When a line in the records contains the string "amount", copy that line.
*** Opening of Records shown ***
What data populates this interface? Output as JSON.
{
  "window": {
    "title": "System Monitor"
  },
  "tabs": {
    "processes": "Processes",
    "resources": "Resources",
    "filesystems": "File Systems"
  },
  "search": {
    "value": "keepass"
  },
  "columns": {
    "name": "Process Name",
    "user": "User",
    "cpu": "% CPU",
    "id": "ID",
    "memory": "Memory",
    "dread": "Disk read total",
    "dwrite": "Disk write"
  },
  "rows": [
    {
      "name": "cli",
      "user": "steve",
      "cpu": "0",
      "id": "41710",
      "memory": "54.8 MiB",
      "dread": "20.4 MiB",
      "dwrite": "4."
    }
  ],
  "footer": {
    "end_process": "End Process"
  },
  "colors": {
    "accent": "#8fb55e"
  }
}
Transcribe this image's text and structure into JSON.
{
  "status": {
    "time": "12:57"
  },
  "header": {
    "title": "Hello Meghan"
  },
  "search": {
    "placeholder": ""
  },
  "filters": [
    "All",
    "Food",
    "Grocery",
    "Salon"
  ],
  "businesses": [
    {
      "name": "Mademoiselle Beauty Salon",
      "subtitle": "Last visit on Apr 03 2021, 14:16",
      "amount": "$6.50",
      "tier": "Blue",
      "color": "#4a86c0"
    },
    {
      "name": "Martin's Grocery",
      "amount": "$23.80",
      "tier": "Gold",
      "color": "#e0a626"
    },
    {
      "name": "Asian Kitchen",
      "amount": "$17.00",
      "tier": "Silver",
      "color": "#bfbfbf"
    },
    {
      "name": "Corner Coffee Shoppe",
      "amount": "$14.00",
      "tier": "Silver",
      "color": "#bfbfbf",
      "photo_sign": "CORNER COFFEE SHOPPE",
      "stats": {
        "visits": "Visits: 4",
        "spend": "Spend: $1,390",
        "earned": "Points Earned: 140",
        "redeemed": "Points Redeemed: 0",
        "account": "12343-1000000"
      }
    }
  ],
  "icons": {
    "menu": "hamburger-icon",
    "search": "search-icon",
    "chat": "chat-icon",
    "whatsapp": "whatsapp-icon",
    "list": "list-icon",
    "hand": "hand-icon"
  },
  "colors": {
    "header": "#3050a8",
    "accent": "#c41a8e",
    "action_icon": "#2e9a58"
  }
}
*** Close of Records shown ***
*Answer to this problem*
      "amount": "$6.50",
      "amount": "$23.80",
      "amount": "$17.00",
      "amount": "$14.00",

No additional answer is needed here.